'Pasta and grains' throw up some ridiculously named recipes (non-vegetarian and hence I am unqualified to comment but nevertheless with interesting nomenclature) - crab lasagne for example.
Speaking about the chapter on cheese, my vote for the star recipe would go to the ridiculously named but fabulously tasty and exquisitely flavoured Cheese Toastie -ridiculously named because it is hardly a toastie (as I seem to understand) with the use of an unusual ingredient called washing-up sponge.
The recipe for 'sides and condiments' are indeed mouth-watering and delightful. I would mention the ones that I tried and very simple - pickled cucumber, Red cabbage gazpacho and parsley butter. Ices have unheard of ice-cream recipe like bacon and egg ice cream and equally unusual ingredients like dry ice (frozen carbon dioxide).
There is also a broad collection of Dessert, sweet, biscuits, snacks and drinks recipes ranging from simple Golden syrup cookies to the sophisticated Chamomile panna cotta with Pineapple marshmallows and triple cooked chips in the middle.
Some of the recipes mentioned above are damn simple while some can darn you to your kitchen table for as long as eighteen hours like braised pork belly (his estimate, not mine) or the seven hour onion soup. Some recipes require pan, pots and a flame while others might require use of a refractometer or a blowtorch. Some recipes have ingredients that are easily available in a corner shop while others need unusual substances such as soy lecithin and dried konbu. Some recipes cover a small portion of the page while others need 2 pages to just cover the ingredients (may be a bit exaggerated). Some recipes have simple names like roast chicken while others are tongue-twisters like liquorice poached salmon with liquorice jelly or Marmite consommé. Some recipes are for the hobbyist while others are definitely for those who want to bring professional cooking into their homes.

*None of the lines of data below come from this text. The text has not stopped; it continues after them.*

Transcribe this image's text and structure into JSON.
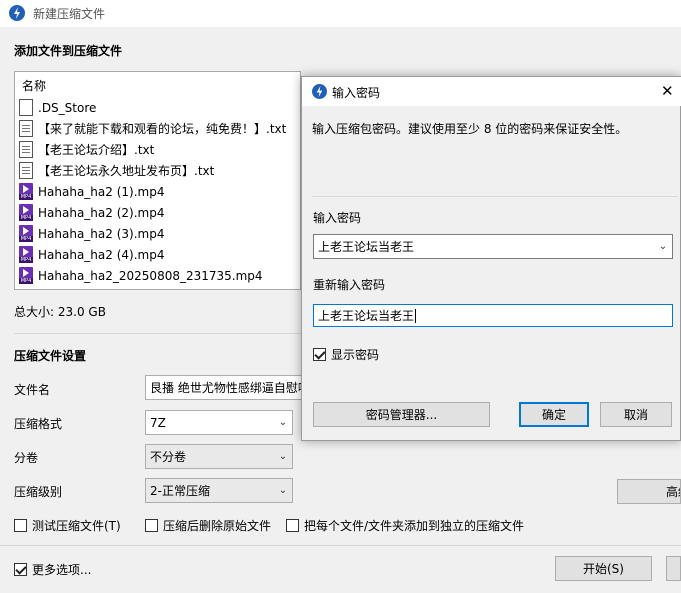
{
  "window": {
    "title": "新建压缩文件"
  },
  "add_section": {
    "title": "添加文件到压缩文件",
    "column_header": "名称",
    "files": [
      {
        "name": ".DS_Store",
        "icon": "blank-file-icon"
      },
      {
        "name": "【来了就能下载和观看的论坛，纯免费！】.txt",
        "icon": "text-file-icon"
      },
      {
        "name": "【老王论坛介绍】.txt",
        "icon": "text-file-icon"
      },
      {
        "name": "【老王论坛永久地址发布页】.txt",
        "icon": "text-file-icon"
      },
      {
        "name": "Hahaha_ha2 (1).mp4",
        "icon": "mp4-file-icon"
      },
      {
        "name": "Hahaha_ha2 (2).mp4",
        "icon": "mp4-file-icon"
      },
      {
        "name": "Hahaha_ha2 (3).mp4",
        "icon": "mp4-file-icon"
      },
      {
        "name": "Hahaha_ha2 (4).mp4",
        "icon": "mp4-file-icon"
      },
      {
        "name": "Hahaha_ha2_20250808_231735.mp4",
        "icon": "mp4-file-icon"
      }
    ],
    "total_size": "总大小: 23.0 GB"
  },
  "settings": {
    "title": "压缩文件设置",
    "filename_label": "文件名",
    "filename_value": "艮播 绝世尤物性感绑逼自慰喷",
    "format_label": "压缩格式",
    "format_value": "7Z",
    "split_label": "分卷",
    "split_value": "不分卷",
    "level_label": "压缩级别",
    "level_value": "2-正常压缩",
    "advanced_button": "高级",
    "test_checkbox": "测试压缩文件(T)",
    "delete_checkbox": "压缩后删除原始文件",
    "separate_checkbox": "把每个文件/文件夹添加到独立的压缩文件",
    "more_options": "更多选项...",
    "start_button": "开始(S)"
  },
  "password_dialog": {
    "title": "输入密码",
    "close_glyph": "✕",
    "hint": "输入压缩包密码。建议使用至少 8 位的密码来保证安全性。",
    "password_label": "输入密码",
    "password_value": "上老王论坛当老王",
    "confirm_label": "重新输入密码",
    "confirm_value": "上老王论坛当老王",
    "show_password": "显示密码",
    "show_password_checked": true,
    "manager_button": "密码管理器...",
    "ok_button": "确定",
    "cancel_button": "取消"
  },
  "colors": {
    "accent": "#0078d7",
    "app_icon": "#1f5fb8",
    "mp4_icon": "#6a2fb5"
  }
}
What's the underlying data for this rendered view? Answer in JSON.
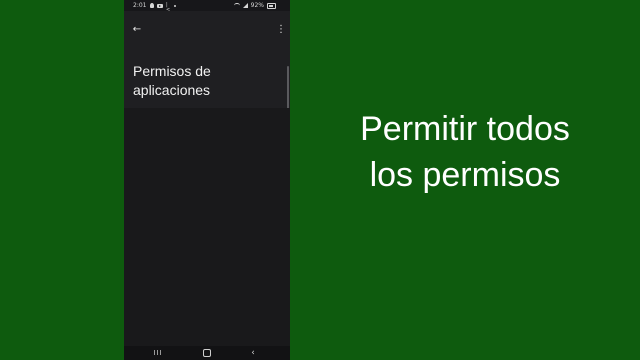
{
  "background_color": "#0e5b0e",
  "status_bar": {
    "time": "2:01",
    "battery": "92%",
    "left_icons": [
      "person-icon",
      "youtube-icon",
      "notification-icon",
      "dot-icon"
    ],
    "right_icons": [
      "wifi-icon",
      "signal-icon",
      "battery-icon"
    ]
  },
  "app_bar": {
    "back_icon": "arrow-left-icon",
    "back_glyph": "←",
    "more_icon": "more-vert-icon",
    "more_glyph": "⋮"
  },
  "screen": {
    "title_line1": "Permisos de",
    "title_line2": "aplicaciones"
  },
  "nav_bar": {
    "recents_glyph": "III",
    "back_glyph": "‹"
  },
  "caption": {
    "line1": "Permitir todos",
    "line2": "los permisos"
  }
}
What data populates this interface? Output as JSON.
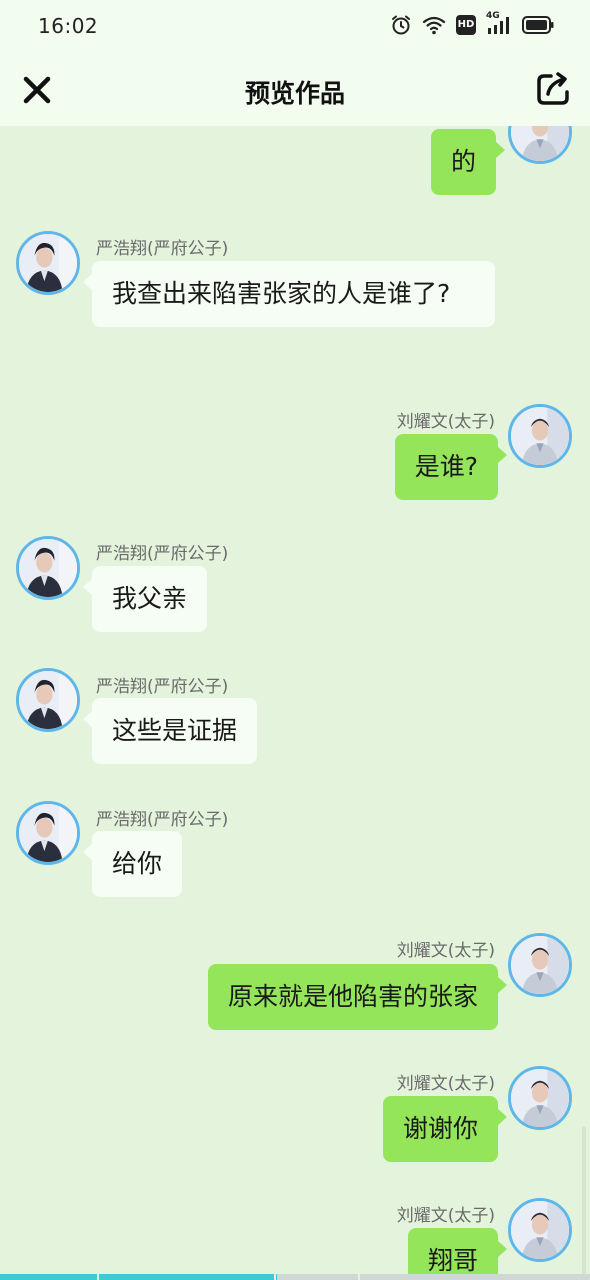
{
  "status_bar": {
    "time": "16:02",
    "icons": [
      "alarm-icon",
      "wifi-icon",
      "hd-icon",
      "signal-4g-icon",
      "battery-icon"
    ],
    "hd_label": "HD",
    "network_label": "4G"
  },
  "header": {
    "title": "预览作品",
    "close_icon": "close-icon",
    "share_icon": "share-icon"
  },
  "colors": {
    "background": "#e4f4dc",
    "header_bg": "#f2fcef",
    "bubble_left": "#f6fdf4",
    "bubble_right": "#95e55a",
    "avatar_ring": "#5eb7e8",
    "progress": "#41c8d6"
  },
  "messages": [
    {
      "side": "right",
      "sender": "",
      "text": "的"
    },
    {
      "side": "left",
      "sender": "严浩翔(严府公子)",
      "text": "我查出来陷害张家的人是谁了?"
    },
    {
      "side": "right",
      "sender": "刘耀文(太子)",
      "text": "是谁?"
    },
    {
      "side": "left",
      "sender": "严浩翔(严府公子)",
      "text": "我父亲"
    },
    {
      "side": "left",
      "sender": "严浩翔(严府公子)",
      "text": "这些是证据"
    },
    {
      "side": "left",
      "sender": "严浩翔(严府公子)",
      "text": "给你"
    },
    {
      "side": "right",
      "sender": "刘耀文(太子)",
      "text": "原来就是他陷害的张家"
    },
    {
      "side": "right",
      "sender": "刘耀文(太子)",
      "text": "谢谢你"
    },
    {
      "side": "right",
      "sender": "刘耀文(太子)",
      "text": "翔哥"
    }
  ],
  "playback_progress": 0.47
}
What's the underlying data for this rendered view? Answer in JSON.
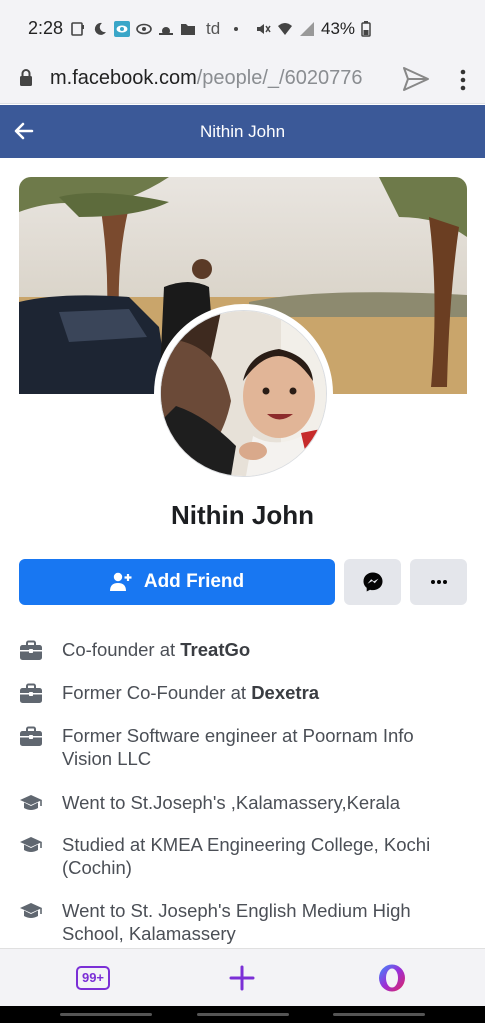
{
  "status_bar": {
    "time": "2:28",
    "carrier_badge": "td",
    "battery": "43%"
  },
  "browser": {
    "url_host": "m.facebook.com",
    "url_path": "/people/_/6020776"
  },
  "header": {
    "title": "Nithin John"
  },
  "profile": {
    "name": "Nithin John",
    "add_friend_label": "Add Friend"
  },
  "info": [
    {
      "icon": "briefcase-icon",
      "prefix": "Co-founder at ",
      "bold": "TreatGo",
      "suffix": ""
    },
    {
      "icon": "briefcase-icon",
      "prefix": "Former Co-Founder at ",
      "bold": "Dexetra",
      "suffix": ""
    },
    {
      "icon": "briefcase-icon",
      "prefix": "Former Software engineer at Poornam Info Vision LLC",
      "bold": "",
      "suffix": ""
    },
    {
      "icon": "graduation-cap-icon",
      "prefix": "Went to St.Joseph's ,Kalamassery,Kerala",
      "bold": "",
      "suffix": ""
    },
    {
      "icon": "graduation-cap-icon",
      "prefix": "Studied at KMEA Engineering College, Kochi (Cochin)",
      "bold": "",
      "suffix": ""
    },
    {
      "icon": "graduation-cap-icon",
      "prefix": "Went to St. Joseph's English Medium High School, Kalamassery",
      "bold": "",
      "suffix": ""
    }
  ],
  "bottom_bar": {
    "tabs_count": "99+"
  },
  "colors": {
    "fb_header": "#3b5998",
    "primary_button": "#1877f2",
    "secondary_button": "#e4e6eb",
    "opera_accent": "#7b2fd6"
  }
}
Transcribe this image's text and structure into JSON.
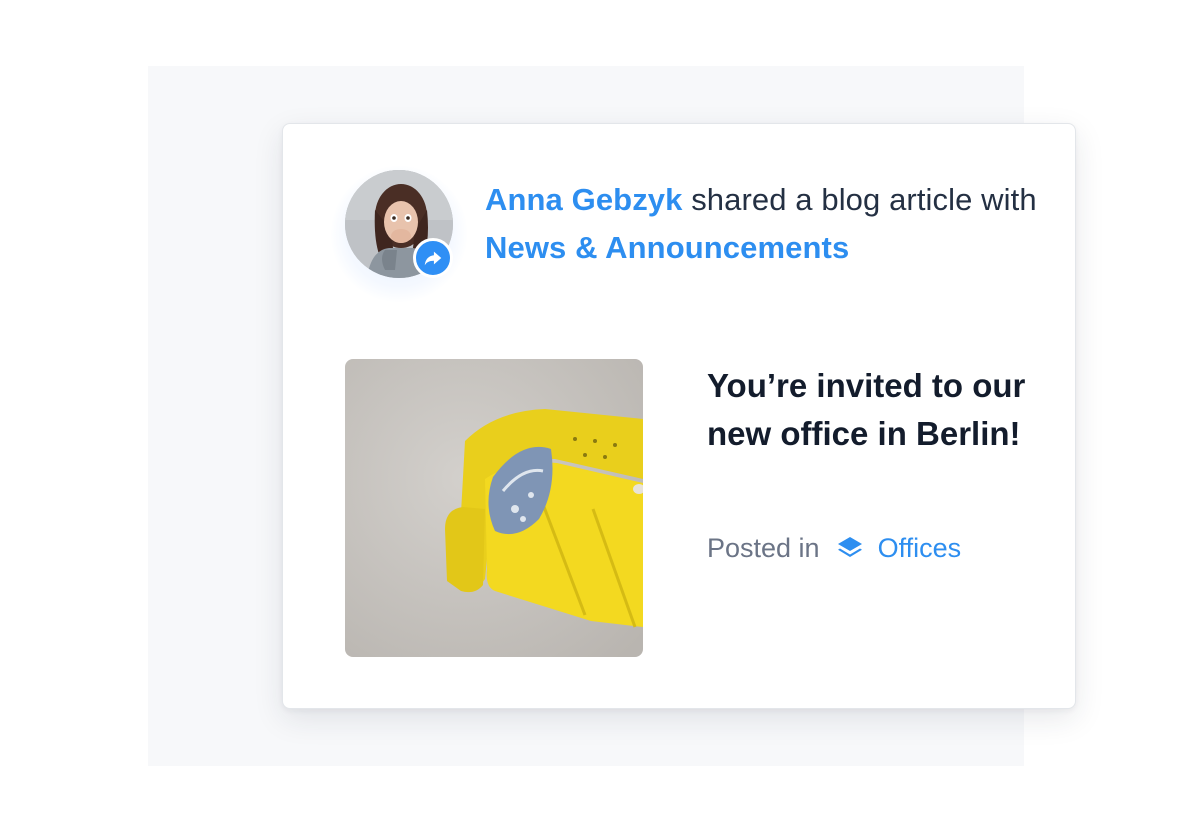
{
  "activity": {
    "actor_name": "Anna Gebzyk",
    "action_text": " shared a blog article with ",
    "target_space": "News & Announcements",
    "badge_icon": "share-arrow-icon",
    "accent_color": "#2d8ef0"
  },
  "post": {
    "title": "You’re invited to our new office in Berlin!",
    "posted_in_label": "Posted in",
    "space_icon": "layers-icon",
    "space_name": "Offices"
  }
}
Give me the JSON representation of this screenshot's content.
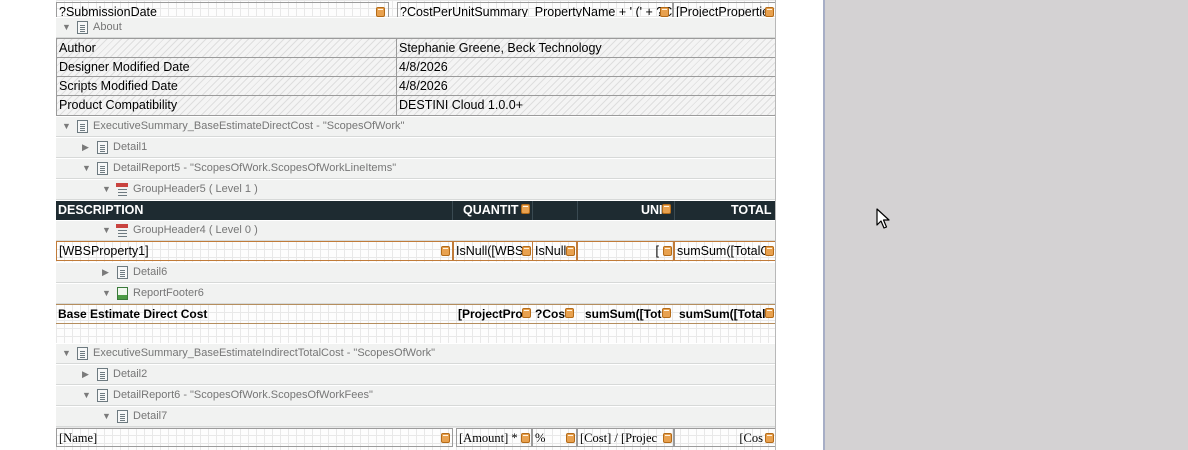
{
  "top_row": {
    "left": "?SubmissionDate",
    "mid": "?CostPerUnitSummary_PropertyName + ' (' + ?C",
    "right": "[ProjectPropertie"
  },
  "bands": {
    "about": "About",
    "exec_direct": "ExecutiveSummary_BaseEstimateDirectCost - \"ScopesOfWork\"",
    "detail1": "Detail1",
    "detail_report5": "DetailReport5 - \"ScopesOfWork.ScopesOfWorkLineItems\"",
    "group_header5": "GroupHeader5 ( Level 1 )",
    "group_header4": "GroupHeader4 ( Level 0 )",
    "detail6": "Detail6",
    "report_footer6": "ReportFooter6",
    "exec_indirect": "ExecutiveSummary_BaseEstimateIndirectTotalCost - \"ScopesOfWork\"",
    "detail2": "Detail2",
    "detail_report6": "DetailReport6 - \"ScopesOfWork.ScopesOfWorkFees\"",
    "detail7": "Detail7"
  },
  "about_table": [
    {
      "key": "Author",
      "value": "Stephanie Greene, Beck Technology"
    },
    {
      "key": "Designer Modified Date",
      "value": "4/8/2026"
    },
    {
      "key": "Scripts Modified Date",
      "value": "4/8/2026"
    },
    {
      "key": "Product Compatibility",
      "value": "DESTINI Cloud 1.0.0+"
    }
  ],
  "header_row": {
    "description": "DESCRIPTION",
    "quantity": "QUANTIT",
    "unit": "UNI",
    "total": "TOTAL"
  },
  "wbs_row": {
    "c1": "[WBSProperty1]",
    "c2": "IsNull([WBS",
    "c3": "IsNull",
    "c4": "[",
    "c5": "sumSum([TotalC"
  },
  "footer_row": {
    "c1": "Base Estimate Direct Cost",
    "c2": "[ProjectPro",
    "c3": "?Cos",
    "c4": "sumSum([Tot",
    "c5": "sumSum([Total"
  },
  "fees_row": {
    "c1": "[Name]",
    "c2": "[Amount] *",
    "c3": "%",
    "c4": "[Cost] / [Projec",
    "c5": "[Cos"
  },
  "colors": {
    "header_bg": "#1e2b31",
    "tag": "#e8a14f",
    "footer_border": "#b48d5d",
    "right_bg": "#d4d2d3"
  },
  "icons": [
    "collapse-triangle-icon",
    "expand-triangle-icon",
    "band-icon",
    "group-header-icon",
    "report-footer-icon",
    "field-tag-icon",
    "mouse-cursor-icon"
  ]
}
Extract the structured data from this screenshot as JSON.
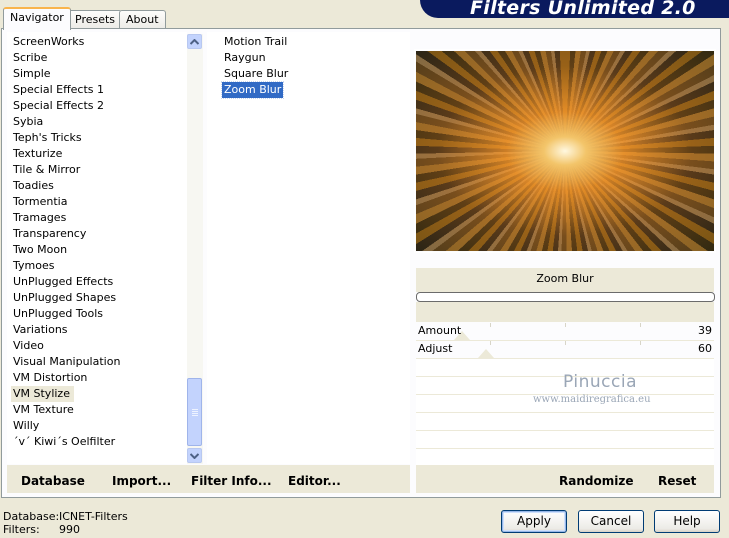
{
  "tabs": [
    {
      "label": "Navigator"
    },
    {
      "label": "Presets"
    },
    {
      "label": "About"
    }
  ],
  "title": "Filters Unlimited 2.0",
  "categories": [
    "ScreenWorks",
    "Scribe",
    "Simple",
    "Special Effects 1",
    "Special Effects 2",
    "Sybia",
    "Teph's Tricks",
    "Texturize",
    "Tile & Mirror",
    "Toadies",
    "Tormentia",
    "Tramages",
    "Transparency",
    "Two Moon",
    "Tymoes",
    "UnPlugged Effects",
    "UnPlugged Shapes",
    "UnPlugged Tools",
    "Variations",
    "Video",
    "Visual Manipulation",
    "VM Distortion",
    "VM Stylize",
    "VM Texture",
    "Willy",
    "´v´ Kiwi´s Oelfilter"
  ],
  "selected_category": "VM Stylize",
  "filters": [
    "Motion Trail",
    "Raygun",
    "Square Blur",
    "Zoom Blur"
  ],
  "selected_filter": "Zoom Blur",
  "preview": {
    "filter_name": "Zoom Blur"
  },
  "params": [
    {
      "label": "Amount",
      "value": "39"
    },
    {
      "label": "Adjust",
      "value": "60"
    }
  ],
  "watermark": {
    "name": "Pinuccia",
    "url": "www.maidiregrafica.eu"
  },
  "toolbar": {
    "database": "Database",
    "import": "Import...",
    "filter_info": "Filter Info...",
    "editor": "Editor...",
    "randomize": "Randomize",
    "reset": "Reset"
  },
  "status": {
    "database_label": "Database:",
    "database_value": "ICNET-Filters",
    "filters_label": "Filters:",
    "filters_value": "990"
  },
  "buttons": {
    "apply": "Apply",
    "cancel": "Cancel",
    "help": "Help"
  },
  "colors": {
    "selection": "#316ac5",
    "banner": "#0a1a5e",
    "face": "#ece9d8"
  }
}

It has got around 150 recipes and there is something for everyone. But then it is not the average cookbook for home cooking. Despite his attempts at changing his image this book is for the serious hobbyist cook and not for those occasional visitor to the kitchen. No doubt the use of specialist kitchen appliances, unusual ingredients and sophisticated techniques have been kept to a minimum but the obsession with getting the right flavour, texture and perfection remains.
I would leave the rest to the reader to get hold of the book and enjoy the read by immersing into the depths of culinary art even if you do not plan to cook anything of it yourself.
I would just leave you with a taster - my shorthand summary.
Broccolli with chilli
Heat 1tsp of olive oil in a pan. Put over medium heat and drop in the broccoli florets. Cover with a lid and cook for 5min approx. shaking pan from time to time for even cooking. Add chilli flakes as desired and toss the broccoli to cover them evenly with the flakes. Season it with salt and freshly ground pepper before serving.
Also in Ciao Uk under same name and title.